J Med Virol. 2020 Apr 24;10.1002/jmv.25936. doi: 10.1002/jmv.25936. Online ahead of print.

Abstract

Purpose: The purpose of this study was to detect severe acute respiratory syndrome coronavirus 2 (SARS-CoV-2) ribonucleic acid (RNA) in urine and blood specimens, and anal and oropharyngeal swabs from patients with confirmed SARS-CoV-2 infection, and correlated positive results with clinical findings.

Methods: Patients with confirmed SARS-CoV-2 infections were included in this study. Patients' demographic and clinical data were recorded. Quantitative real-time polymerase chain reaction was used to detect SARS-CoV-2 RNA in urine and blood specimens, and anal and oropharyngeal swabs. The study is registered at ClinicalTrials.gov (No. NCT04279782, 19 February, 2020).

Results: SARS-CoV-2 RNA was present in all four specimen types, though not all specimen types were positive simultaneously. The presence of viral RNA was not necessarily predictive of clinical symptoms, for example, the presence of viral RNA in the urine did not necessarily predict urinary tract symptoms.

Conclusions: SARS-CoV-2 can infect multiple systems, including the urinary tract.

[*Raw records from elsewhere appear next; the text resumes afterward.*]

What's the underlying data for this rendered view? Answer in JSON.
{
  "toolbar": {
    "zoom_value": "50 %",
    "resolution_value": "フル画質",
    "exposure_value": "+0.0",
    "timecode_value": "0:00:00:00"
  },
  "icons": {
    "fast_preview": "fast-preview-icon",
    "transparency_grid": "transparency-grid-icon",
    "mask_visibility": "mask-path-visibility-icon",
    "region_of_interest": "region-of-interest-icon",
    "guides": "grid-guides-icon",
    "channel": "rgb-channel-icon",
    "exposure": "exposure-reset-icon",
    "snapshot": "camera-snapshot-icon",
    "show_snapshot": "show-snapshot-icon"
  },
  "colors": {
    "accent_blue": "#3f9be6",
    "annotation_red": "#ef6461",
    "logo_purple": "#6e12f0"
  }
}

Testing different specimen types may be useful for monitoring disease changes and progression, and for establishing a prognosis.

Keywords: SARS-CoV-2; prognosis; real-time polymerase chain reaction; specimens; urine.

Associated data

  • ClinicalTrials.gov/NCT04279782